“So I was at a crux to decide if I was going to go back home to Louisiana, or what I was going to do,” said Reddix-McCray. Her mentor, who she had been doing research with, offered to hire her so she would have a job and her son could finish out the school year. With some extra time on her hands, Reddix-McCray was able to pursue something she had always been interested in: theology. She began visiting St. Mary's Ecumenical Institute on Roland Avenue in Baltimore. This sparked her interest in the intersection between faith, health, medicine, and ministry and she decided she wanted to get her Masters in Theology.

At the same time, Reddix-McCray began attending Ames Memorial UMC. The pastor at the time asked her to get involved in leadership, but she was unsure because she was so new to The United Methodist Church. Then one of the professors who she had worked with at Johns Hopkins, who was also a United Methodist pastor, urged her to consider ordination. He told her the best way to educate people in the church about the intersections between faith and health is “by speaking their language.”

“He said, you know, just like medicine has a language, churches and religious organizations have their language. He said to me, ‘Well, in order for you to speak their language, you've got to be a part of their organization.’” After speaking to her pastor, Reddix-McCray decided she wanted to begin the ordination process, and she began attending Wesley Theological Seminary.

After completing seminary, Rev. Dr. Reddix-McCray was appointed to St. John’s UMC. While serving there she noticed the large number of unhoused people living on the street and under the bridge by the church. She knew these people likely needed medical assistance but were in survival mode and did not have the resources to access the medical care they needed.

“I realized that just like God told Moses, what do you have in your hand? You know, this is the thing that I am most passionate about, which is creating a sense of wholeness for people wherever they are,” said Reddix-McCray.

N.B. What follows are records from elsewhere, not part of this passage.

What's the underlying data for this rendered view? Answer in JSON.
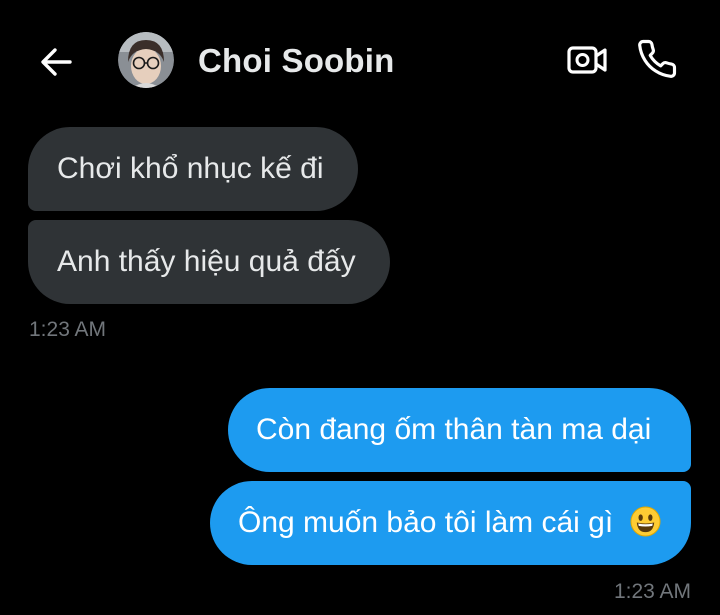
{
  "header": {
    "back_icon": "arrow-left-icon",
    "contact_name": "Choi Soobin",
    "avatar_icon": "profile-photo",
    "video_icon": "video-call-icon",
    "phone_icon": "phone-icon"
  },
  "messages": [
    {
      "direction": "incoming",
      "text": "Chơi khổ nhục kế đi"
    },
    {
      "direction": "incoming",
      "text": "Anh thấy hiệu quả đấy"
    },
    {
      "direction": "outgoing",
      "text": "Còn đang ốm thân tàn ma dại"
    },
    {
      "direction": "outgoing",
      "text": "Ông muốn bảo tôi làm cái gì",
      "emoji": "grinning-face-emoji"
    }
  ],
  "timestamps": {
    "incoming": "1:23 AM",
    "outgoing": "1:23 AM"
  },
  "colors": {
    "background": "#000000",
    "incoming_bubble": "#2f3336",
    "outgoing_bubble": "#1d9bf0",
    "timestamp_text": "#71767b",
    "primary_text": "#e7e9ea"
  }
}
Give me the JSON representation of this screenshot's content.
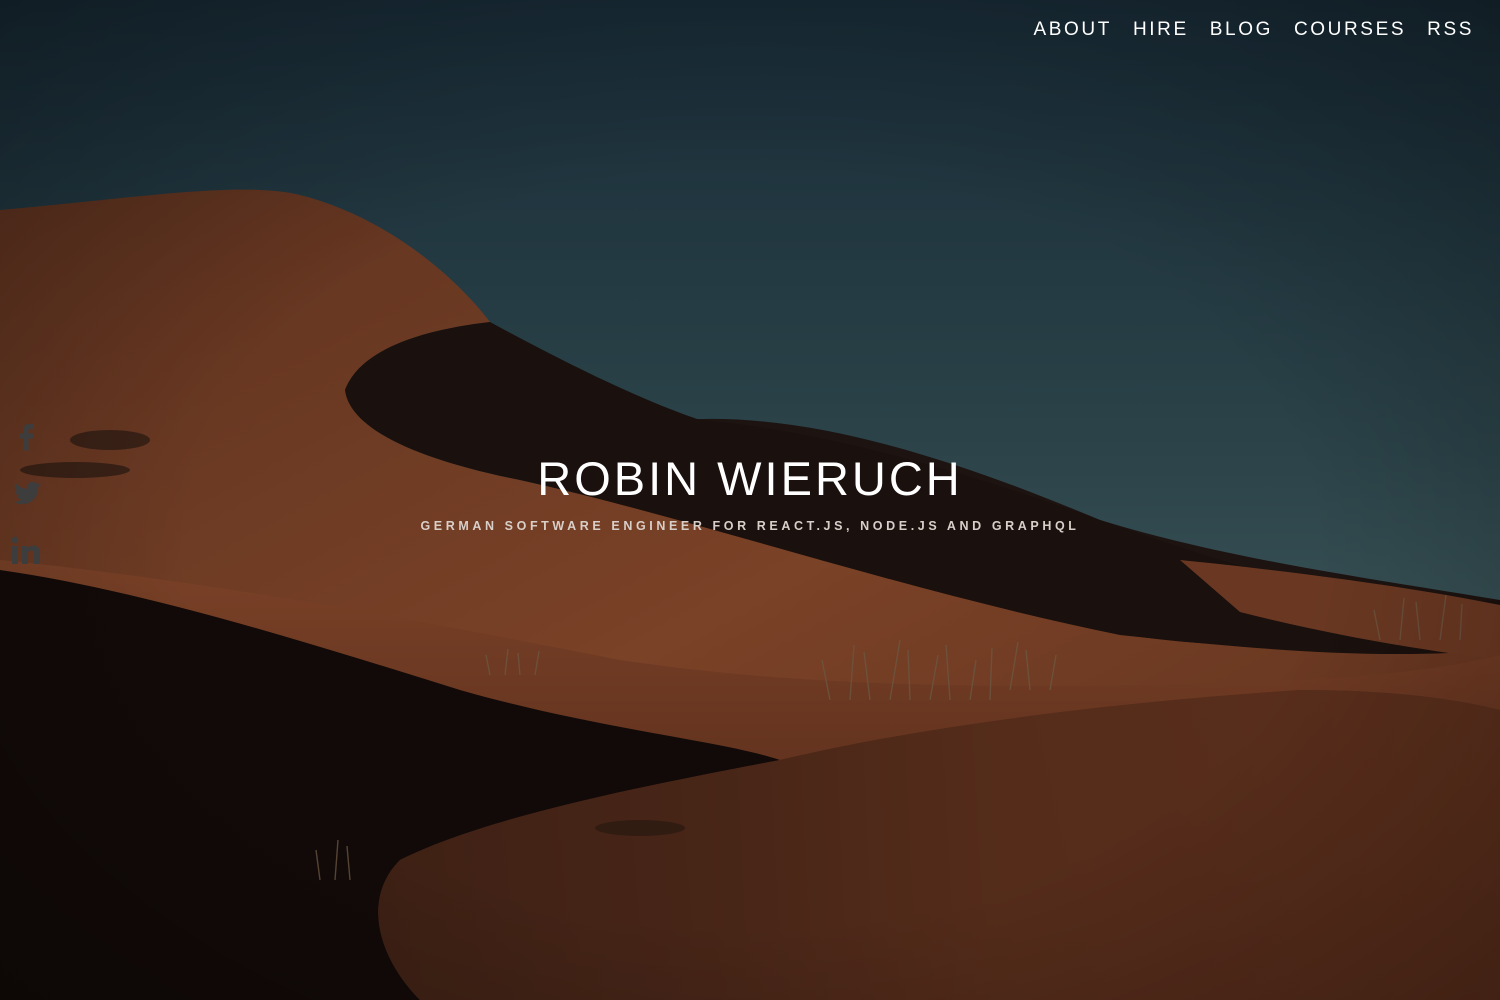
{
  "nav": {
    "items": [
      {
        "label": "ABOUT"
      },
      {
        "label": "HIRE"
      },
      {
        "label": "BLOG"
      },
      {
        "label": "COURSES"
      },
      {
        "label": "RSS"
      }
    ]
  },
  "social": {
    "icons": [
      "facebook-icon",
      "twitter-icon",
      "linkedin-icon"
    ],
    "icon_color": "#3d3d3d"
  },
  "hero": {
    "title": "ROBIN WIERUCH",
    "subtitle": "GERMAN SOFTWARE ENGINEER FOR REACT.JS, NODE.JS AND GRAPHQL"
  },
  "colors": {
    "sky_top": "#1b2f3c",
    "sky_bottom": "#3a5558",
    "sand_lit": "#7a4126",
    "sand_shadow": "#1a0f0c"
  }
}
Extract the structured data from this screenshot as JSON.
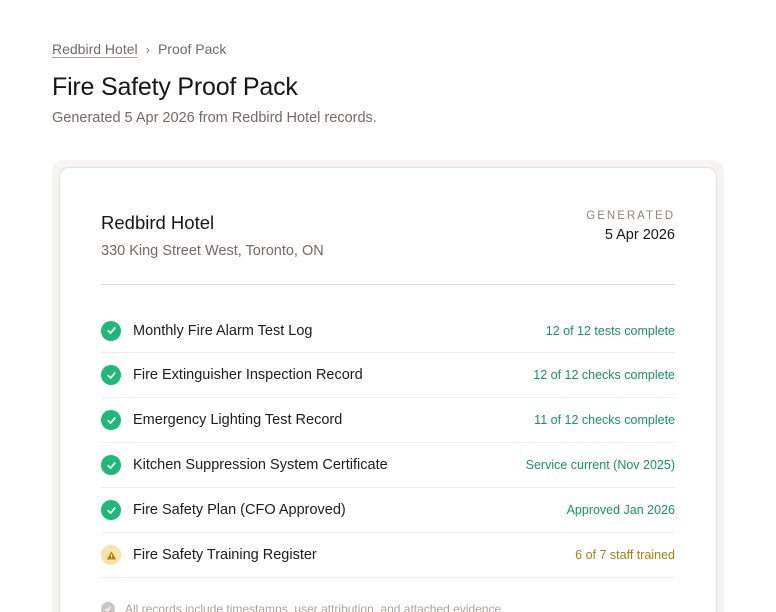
{
  "breadcrumb": {
    "parent": "Redbird Hotel",
    "separator": "›",
    "current": "Proof Pack"
  },
  "page": {
    "title": "Fire Safety Proof Pack",
    "subtitle": "Generated 5 Apr 2026 from Redbird Hotel records."
  },
  "card": {
    "hotel_name": "Redbird Hotel",
    "hotel_address": "330 King Street West, Toronto, ON",
    "generated_label": "GENERATED",
    "generated_date": "5 Apr 2026"
  },
  "records": [
    {
      "name": "Monthly Fire Alarm Test Log",
      "status": "12 of 12 tests complete",
      "state": "ok",
      "icon": "check-circle-icon"
    },
    {
      "name": "Fire Extinguisher Inspection Record",
      "status": "12 of 12 checks complete",
      "state": "ok",
      "icon": "check-circle-icon"
    },
    {
      "name": "Emergency Lighting Test Record",
      "status": "11 of 12 checks complete",
      "state": "ok",
      "icon": "check-circle-icon"
    },
    {
      "name": "Kitchen Suppression System Certificate",
      "status": "Service current (Nov 2025)",
      "state": "ok",
      "icon": "check-circle-icon"
    },
    {
      "name": "Fire Safety Plan (CFO Approved)",
      "status": "Approved Jan 2026",
      "state": "ok",
      "icon": "check-circle-icon"
    },
    {
      "name": "Fire Safety Training Register",
      "status": "6 of 7 staff trained",
      "state": "warn",
      "icon": "warning-icon"
    }
  ],
  "footnote": "All records include timestamps, user attribution, and attached evidence.",
  "colors": {
    "ok": "#1eb97a",
    "ok_text": "#179460",
    "warn": "#f8e4a8",
    "warn_text": "#a9800f"
  }
}
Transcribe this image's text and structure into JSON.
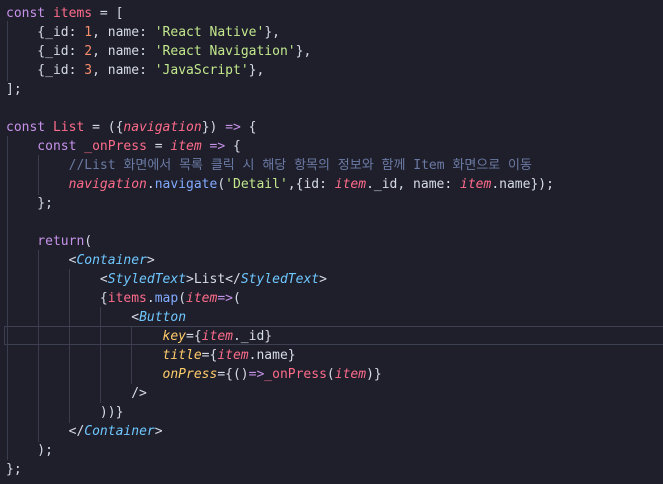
{
  "editor": {
    "background": "#1e1f2a",
    "lines": [
      [
        {
          "t": "const ",
          "c": "kw"
        },
        {
          "t": "items",
          "c": "v"
        },
        {
          "t": " = [",
          "c": "p"
        }
      ],
      [
        {
          "t": "    {",
          "c": "p"
        },
        {
          "t": "_id",
          "c": "p"
        },
        {
          "t": ": ",
          "c": "p"
        },
        {
          "t": "1",
          "c": "n"
        },
        {
          "t": ", name: ",
          "c": "p"
        },
        {
          "t": "'React Native'",
          "c": "s"
        },
        {
          "t": "},",
          "c": "p"
        }
      ],
      [
        {
          "t": "    {",
          "c": "p"
        },
        {
          "t": "_id",
          "c": "p"
        },
        {
          "t": ": ",
          "c": "p"
        },
        {
          "t": "2",
          "c": "n"
        },
        {
          "t": ", name: ",
          "c": "p"
        },
        {
          "t": "'React Navigation'",
          "c": "s"
        },
        {
          "t": "},",
          "c": "p"
        }
      ],
      [
        {
          "t": "    {",
          "c": "p"
        },
        {
          "t": "_id",
          "c": "p"
        },
        {
          "t": ": ",
          "c": "p"
        },
        {
          "t": "3",
          "c": "n"
        },
        {
          "t": ", name: ",
          "c": "p"
        },
        {
          "t": "'JavaScript'",
          "c": "s"
        },
        {
          "t": "},",
          "c": "p"
        }
      ],
      [
        {
          "t": "];",
          "c": "p"
        }
      ],
      [],
      [
        {
          "t": "const ",
          "c": "kw"
        },
        {
          "t": "List",
          "c": "v"
        },
        {
          "t": " = ({",
          "c": "p"
        },
        {
          "t": "navigation",
          "c": "pa"
        },
        {
          "t": "}) ",
          "c": "p"
        },
        {
          "t": "=>",
          "c": "kw"
        },
        {
          "t": " {",
          "c": "p"
        }
      ],
      [
        {
          "t": "    const ",
          "c": "kw"
        },
        {
          "t": "_onPress",
          "c": "v"
        },
        {
          "t": " = ",
          "c": "p"
        },
        {
          "t": "item",
          "c": "pa"
        },
        {
          "t": " ",
          "c": "p"
        },
        {
          "t": "=>",
          "c": "kw"
        },
        {
          "t": " {",
          "c": "p"
        }
      ],
      [
        {
          "t": "        //List 화면에서 목록 클릭 시 해당 항목의 정보와 함께 Item 화면으로 이동",
          "c": "c"
        }
      ],
      [
        {
          "t": "        navigation",
          "c": "pa"
        },
        {
          "t": ".",
          "c": "p"
        },
        {
          "t": "navigate",
          "c": "f"
        },
        {
          "t": "(",
          "c": "p"
        },
        {
          "t": "'Detail'",
          "c": "s"
        },
        {
          "t": ",{id: ",
          "c": "p"
        },
        {
          "t": "item",
          "c": "pa"
        },
        {
          "t": "._id, name: ",
          "c": "p"
        },
        {
          "t": "item",
          "c": "pa"
        },
        {
          "t": ".name});",
          "c": "p"
        }
      ],
      [
        {
          "t": "    };",
          "c": "p"
        }
      ],
      [],
      [
        {
          "t": "    return",
          "c": "kw"
        },
        {
          "t": "(",
          "c": "p"
        }
      ],
      [
        {
          "t": "        <",
          "c": "p"
        },
        {
          "t": "Container",
          "c": "t"
        },
        {
          "t": ">",
          "c": "p"
        }
      ],
      [
        {
          "t": "            <",
          "c": "p"
        },
        {
          "t": "StyledText",
          "c": "t"
        },
        {
          "t": ">List</",
          "c": "p"
        },
        {
          "t": "StyledText",
          "c": "t"
        },
        {
          "t": ">",
          "c": "p"
        }
      ],
      [
        {
          "t": "            {",
          "c": "p"
        },
        {
          "t": "items",
          "c": "v"
        },
        {
          "t": ".",
          "c": "p"
        },
        {
          "t": "map",
          "c": "f"
        },
        {
          "t": "(",
          "c": "p"
        },
        {
          "t": "item",
          "c": "pa"
        },
        {
          "t": "=>",
          "c": "kw"
        },
        {
          "t": "(",
          "c": "p"
        }
      ],
      [
        {
          "t": "                <",
          "c": "p"
        },
        {
          "t": "Button",
          "c": "t"
        }
      ],
      [
        {
          "t": "                    key",
          "c": "a"
        },
        {
          "t": "={",
          "c": "p"
        },
        {
          "t": "item",
          "c": "pa"
        },
        {
          "t": "._id}",
          "c": "p"
        }
      ],
      [
        {
          "t": "                    title",
          "c": "a"
        },
        {
          "t": "={",
          "c": "p"
        },
        {
          "t": "item",
          "c": "pa"
        },
        {
          "t": ".name}",
          "c": "p"
        }
      ],
      [
        {
          "t": "                    onPress",
          "c": "a"
        },
        {
          "t": "={()",
          "c": "p"
        },
        {
          "t": "=>",
          "c": "kw"
        },
        {
          "t": "_onPress",
          "c": "v"
        },
        {
          "t": "(",
          "c": "p"
        },
        {
          "t": "item",
          "c": "pa"
        },
        {
          "t": ")}",
          "c": "p"
        }
      ],
      [
        {
          "t": "                />",
          "c": "p"
        }
      ],
      [
        {
          "t": "            ))}",
          "c": "p"
        }
      ],
      [
        {
          "t": "        </",
          "c": "p"
        },
        {
          "t": "Container",
          "c": "t"
        },
        {
          "t": ">",
          "c": "p"
        }
      ],
      [
        {
          "t": "    );",
          "c": "p"
        }
      ],
      [
        {
          "t": "};",
          "c": "p"
        }
      ]
    ]
  }
}
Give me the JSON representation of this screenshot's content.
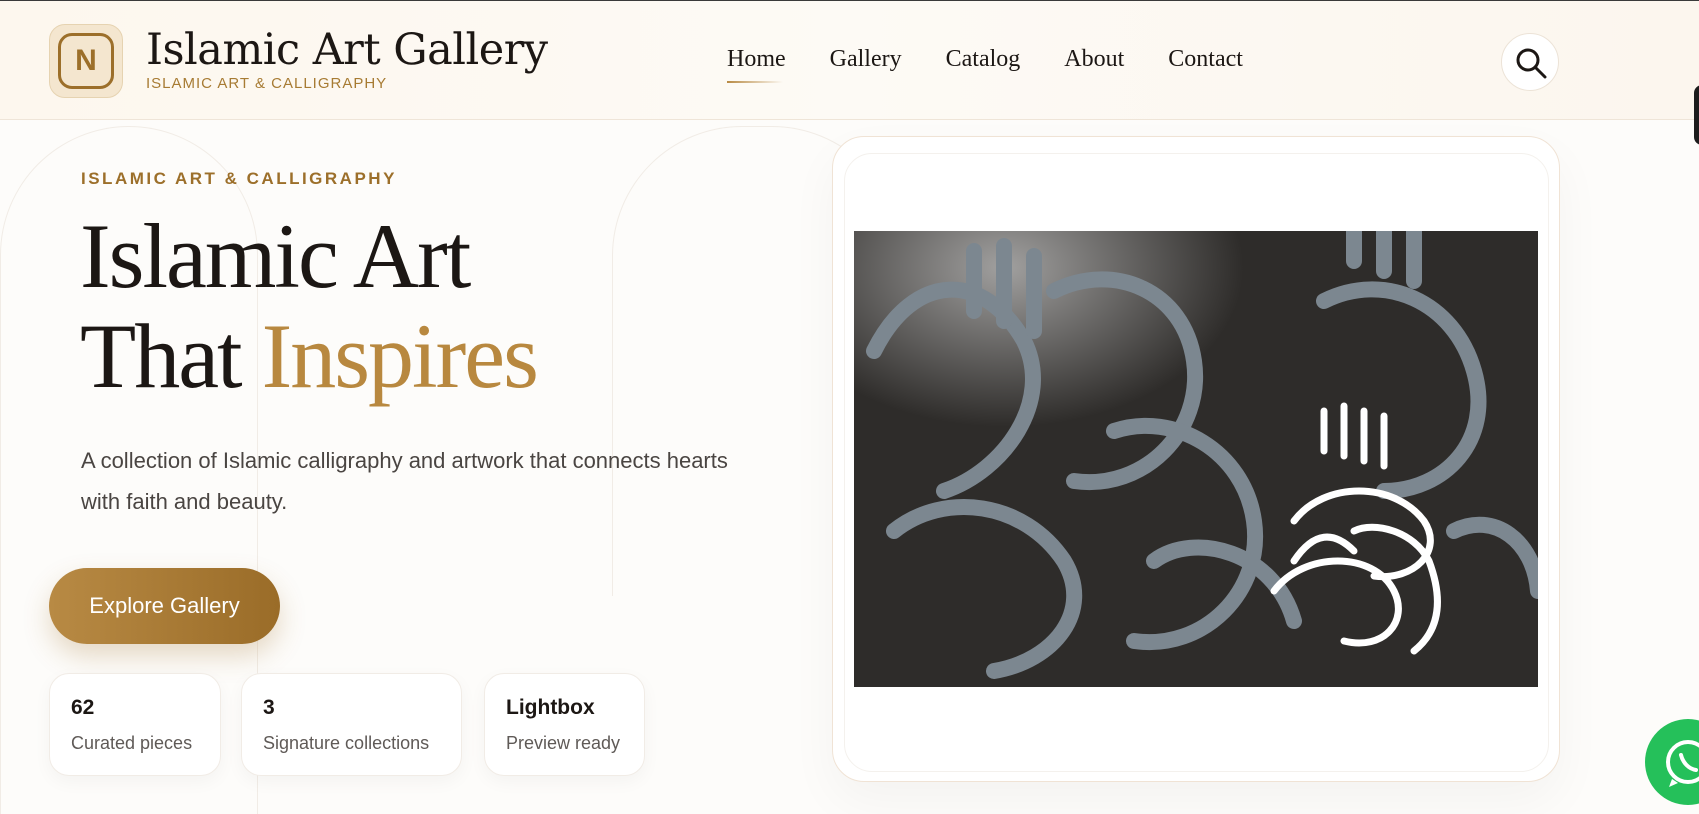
{
  "brand": {
    "logo_letter": "N",
    "title": "Islamic Art Gallery",
    "subtitle": "ISLAMIC ART & CALLIGRAPHY"
  },
  "nav": {
    "items": [
      {
        "label": "Home",
        "active": true
      },
      {
        "label": "Gallery",
        "active": false
      },
      {
        "label": "Catalog",
        "active": false
      },
      {
        "label": "About",
        "active": false
      },
      {
        "label": "Contact",
        "active": false
      }
    ],
    "search_icon": "search-icon"
  },
  "hero": {
    "eyebrow": "ISLAMIC ART & CALLIGRAPHY",
    "title_line1": "Islamic Art",
    "title_line2_plain": "That",
    "title_line2_accent": "Inspires",
    "description": "A collection of Islamic calligraphy and artwork that connects hearts with faith and beauty.",
    "cta_label": "Explore Gallery"
  },
  "stats": [
    {
      "value": "62",
      "label": "Curated pieces"
    },
    {
      "value": "3",
      "label": "Signature collections"
    },
    {
      "value": "Lightbox",
      "label": "Preview ready"
    }
  ],
  "artwork": {
    "subject": "Bismillah calligraphy artwork"
  },
  "floating": {
    "whatsapp_icon": "whatsapp-icon"
  },
  "colors": {
    "accent_gold": "#b8883f",
    "dark_text": "#1c1714",
    "cta_gradient_start": "#b88a44",
    "cta_gradient_end": "#9a6c28",
    "whatsapp_green": "#25c05a"
  }
}
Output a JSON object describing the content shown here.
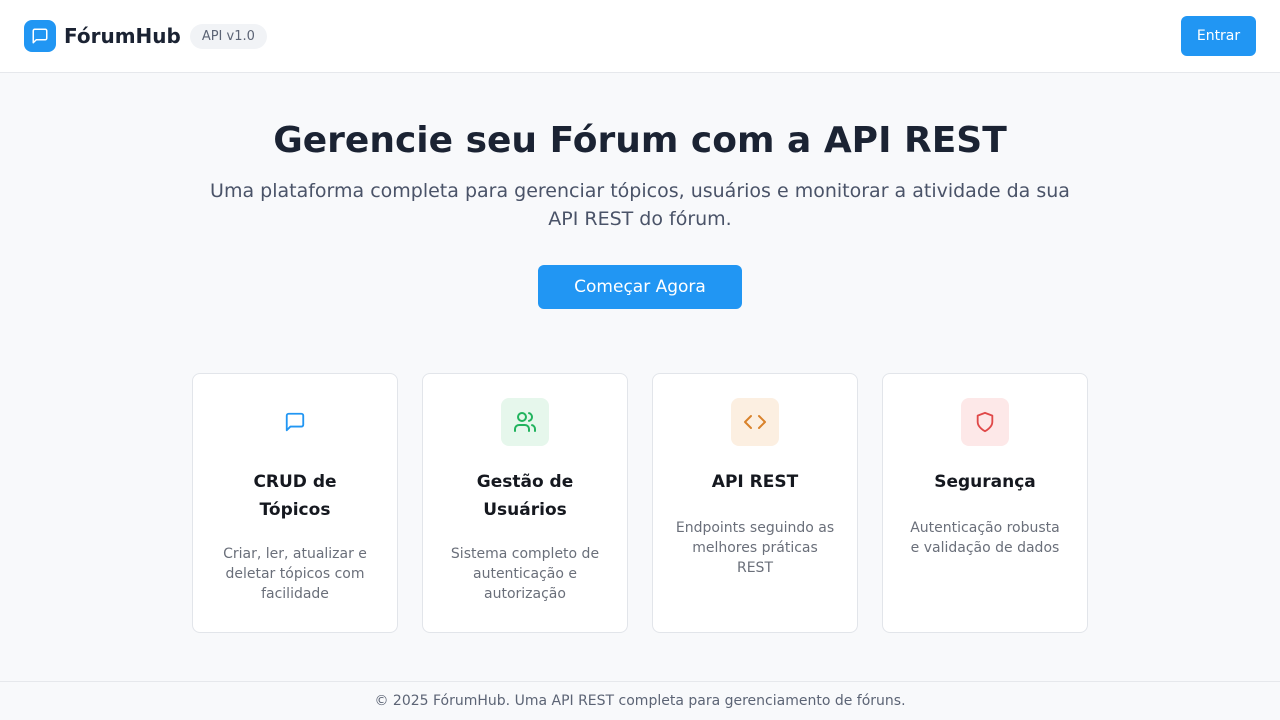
{
  "header": {
    "brand_name": "FórumHub",
    "api_badge": "API v1.0",
    "login_label": "Entrar",
    "logo_icon": "chat-bubble-icon",
    "accent_color": "#2196f3"
  },
  "hero": {
    "title": "Gerencie seu Fórum com a API REST",
    "subtitle": "Uma plataforma completa para gerenciar tópicos, usuários e monitorar a atividade da sua API REST do fórum.",
    "cta_label": "Começar Agora"
  },
  "features": [
    {
      "icon": "chat-bubble-icon",
      "icon_color": "#2196f3",
      "icon_bg": "#ffffff",
      "title": "CRUD de Tópicos",
      "description": "Criar, ler, atualizar e deletar tópicos com facilidade"
    },
    {
      "icon": "users-icon",
      "icon_color": "#22b35e",
      "icon_bg": "#e6f7ec",
      "title": "Gestão de Usuários",
      "description": "Sistema completo de autenticação e autorização"
    },
    {
      "icon": "code-icon",
      "icon_color": "#d9822b",
      "icon_bg": "#fcefe1",
      "title": "API REST",
      "description": "Endpoints seguindo as melhores práticas REST"
    },
    {
      "icon": "shield-icon",
      "icon_color": "#e04848",
      "icon_bg": "#fde8e8",
      "title": "Segurança",
      "description": "Autenticação robusta e validação de dados"
    }
  ],
  "footer": {
    "text": "© 2025 FórumHub. Uma API REST completa para gerenciamento de fóruns."
  }
}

Thus, the idea for Adullum Community Healthcare Center was born.

Adullum is open five days a week and provides a wide range of medical services, from primary care and lab tests, to behavioral and mental healthcare, family planning, hormone therapy, and more. They serve people of all ages and stages of life with services from preventative to palliative care. They also often provide meals for people who need them and have a boutique for clothes and shoes. Reddix-McCray wanted to create Adullum to provide people with holistic care.

“You know, this is the thing that I am most passionate about, which is creating a sense of wholeness for people wherever they are,” said Reddix-McCray. Baltimore Metropolitan District Superintendent the Rev. Wanda Duckett has watched Reddix-McCray through her journey with Adullum. She says that Reddix-McCray’s ministry is so important because she is able to see what people really need.

“She saw that there was a gap where people lost certain services and access to resources like transportation and some of the over-the-counter medicines that they could get covered. So she will see a need like that and fill in the gap for the community for the most vulnerable people.” explained Duckett. It is clear that while this may not have been where Reddix-McCray saw herself when she first came to Baltimore, the impact she is making is irreplicable and where God has called her to be.

As part of this year's mission project, the Baltimore-Washington Conference is collecting items and funds for Adullum Community Healthcare Center at New Waverly UMC in Baltimore. Using an Amazon wish list, individuals and congregations are asked to purchase much-needed supplies that will be used by Adullum’s medical staff to provide care to their patients. You are also invited to contribute funds, which will go to salaries and other needs.
IMPORTANT NOTE: The items should now be sent to Rev. Dr. Irancé Reddix-McCray at 3317 Kenjac Rd, Windsor Mill, MD 21244.